Sol 19 Update on Curiosity from USGS Scientist Ken Herkenhoff: Shooting Stereo

25 August 2012

We've started getting Mastcam characterization data on the ground, and the key focus test data have allowed us to modify the command sequences sent to acquire more characterization data with the focus quality needed to make use of them. It's nice to see my recent efforts paying off, but of course it takes many people working very hard to make it happen. Today we planned a sequence of images intended to determine how well we can measure the topography of the surface far from the rover using "long-baseline stereo." MSL has several pairs of stereo cameras that work very much like human (and other animal) pairs of eyes. Our brains interpret the information from both eyes to tell how far away objects are, and cameras can be used to do the same thing. The distance between our eyes, or the "baseline" between cameras limits the distance at which this method works. The longer the baseline, or the greater the distance between cameras, the better the ability to measure distance. So our plan is to take pictures of Mt. Sharp, many kilometers from the rover, before and after moving the rover about 10 m. In order for this experiment to yield useful results, the camera must be properly focused. So it was good to receive some of the data from the focus test in time to plan this next experiment.

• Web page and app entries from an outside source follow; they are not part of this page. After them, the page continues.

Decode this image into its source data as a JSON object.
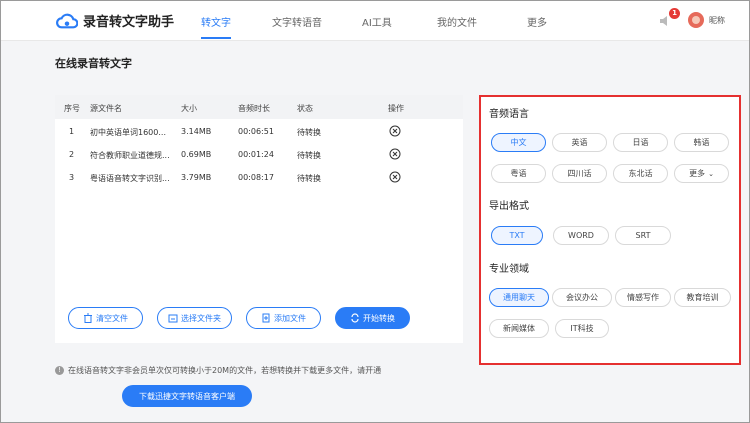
{
  "header": {
    "app_title": "录音转文字助手",
    "nav": [
      {
        "label": "转文字",
        "active": true
      },
      {
        "label": "文字转语音",
        "active": false
      },
      {
        "label": "AI工具",
        "active": false
      },
      {
        "label": "我的文件",
        "active": false
      },
      {
        "label": "更多",
        "active": false
      }
    ],
    "notification_count": "1",
    "nickname": "昵称"
  },
  "page_title": "在线录音转文字",
  "table": {
    "columns": [
      "序号",
      "源文件名",
      "大小",
      "音频时长",
      "状态",
      "操作"
    ],
    "rows": [
      {
        "index": "1",
        "name": "初中英语单词1600...",
        "size": "3.14MB",
        "duration": "00:06:51",
        "status": "待转换"
      },
      {
        "index": "2",
        "name": "符合教师职业道德规...",
        "size": "0.69MB",
        "duration": "00:01:24",
        "status": "待转换"
      },
      {
        "index": "3",
        "name": "粤语语音转文字识别...",
        "size": "3.79MB",
        "duration": "00:08:17",
        "status": "待转换"
      }
    ]
  },
  "actions": {
    "clear": "清空文件",
    "select_folder": "选择文件夹",
    "add_file": "添加文件",
    "start": "开始转换"
  },
  "notice": "在线语音转文字非会员单次仅可转换小于20M的文件，若想转换并下载更多文件，请开通",
  "download_button": "下载迅捷文字转语音客户端",
  "settings": {
    "language_title": "音频语言",
    "languages": [
      "中文",
      "英语",
      "日语",
      "韩语",
      "粤语",
      "四川话",
      "东北话",
      "更多"
    ],
    "selected_language": "中文",
    "format_title": "导出格式",
    "formats": [
      "TXT",
      "WORD",
      "SRT"
    ],
    "selected_format": "TXT",
    "domain_title": "专业领域",
    "domains": [
      "通用聊天",
      "会议办公",
      "情感写作",
      "教育培训",
      "新闻媒体",
      "IT科技"
    ],
    "selected_domain": "通用聊天"
  },
  "colors": {
    "accent": "#2a7cf6",
    "highlight_border": "#e53030",
    "badge": "#e53935"
  }
}
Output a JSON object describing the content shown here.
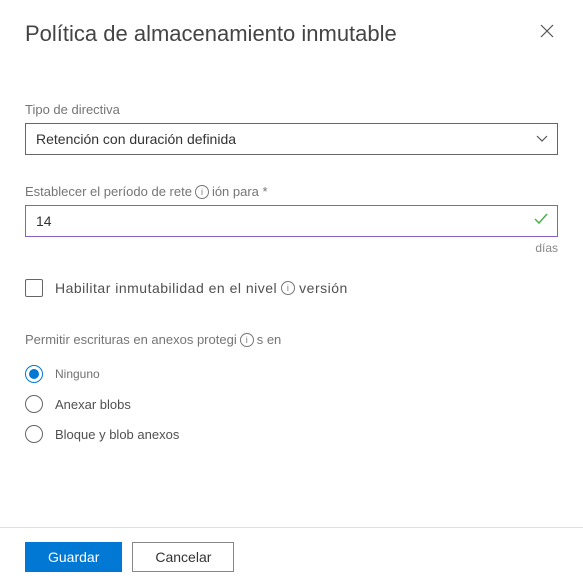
{
  "header": {
    "title": "Política de almacenamiento inmutable"
  },
  "policyType": {
    "label": "Tipo de directiva",
    "selected": "Retención con duración definida"
  },
  "retention": {
    "label_before": "Establecer el período de rete",
    "label_after": "ión para *",
    "value": "14",
    "unit": "días"
  },
  "versionImmutability": {
    "label_before": "Habilitar  inmutabilidad  en  el  nivel ",
    "label_after": " versión"
  },
  "appendWrites": {
    "label_before": "Permitir escrituras en anexos protegi",
    "label_after": "s en",
    "options": {
      "none": "Ninguno",
      "append": "Anexar blobs",
      "block": "Bloque y blob anexos"
    }
  },
  "footer": {
    "save": "Guardar",
    "cancel": "Cancelar"
  }
}
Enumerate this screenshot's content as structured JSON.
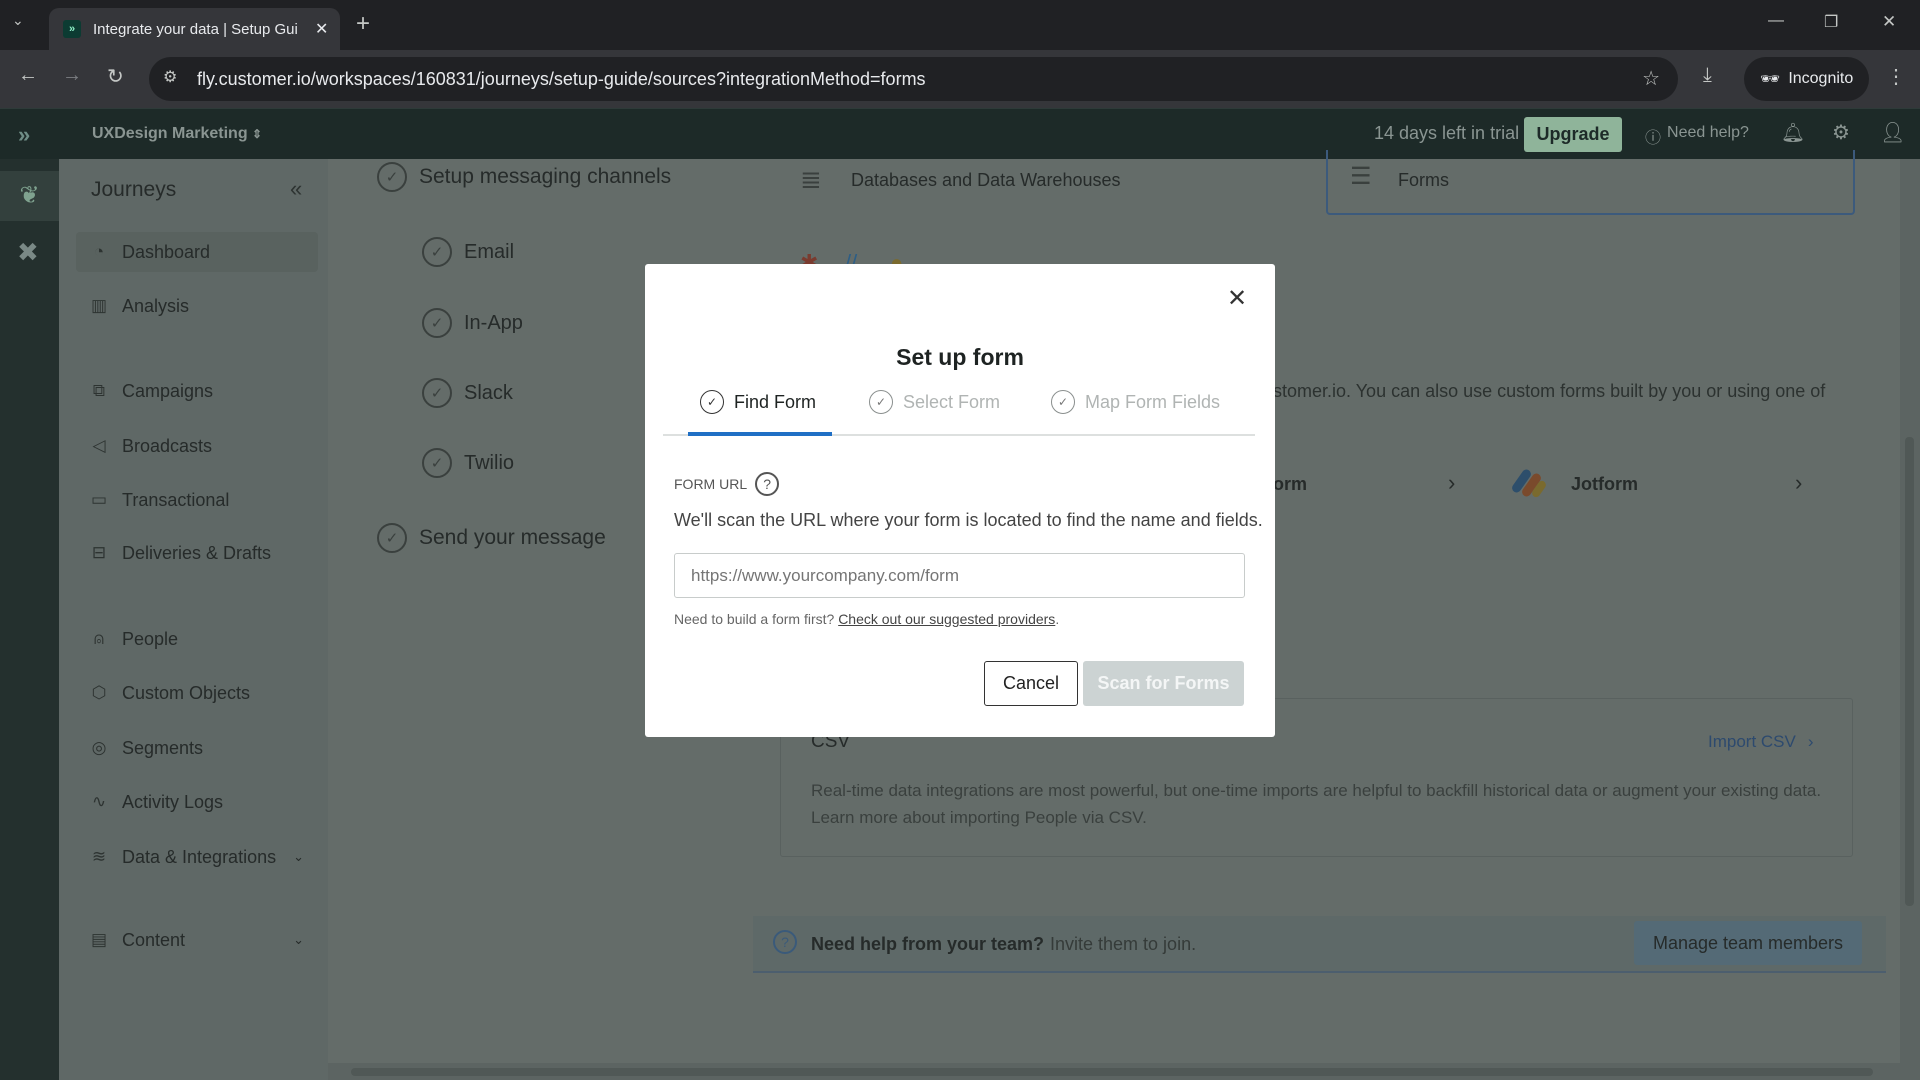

A different song is played at the beginning of each Martian day (sol) as the daily bundle of commands are sent to the rover. I'm not sure who picks the song each day, but this is a tradition that extends back to previous Mars landers. For example, here's a video to go along with today's wake-up song. It's great that people are taking the time to put together such videos, and I hope they are fun for the public

Ken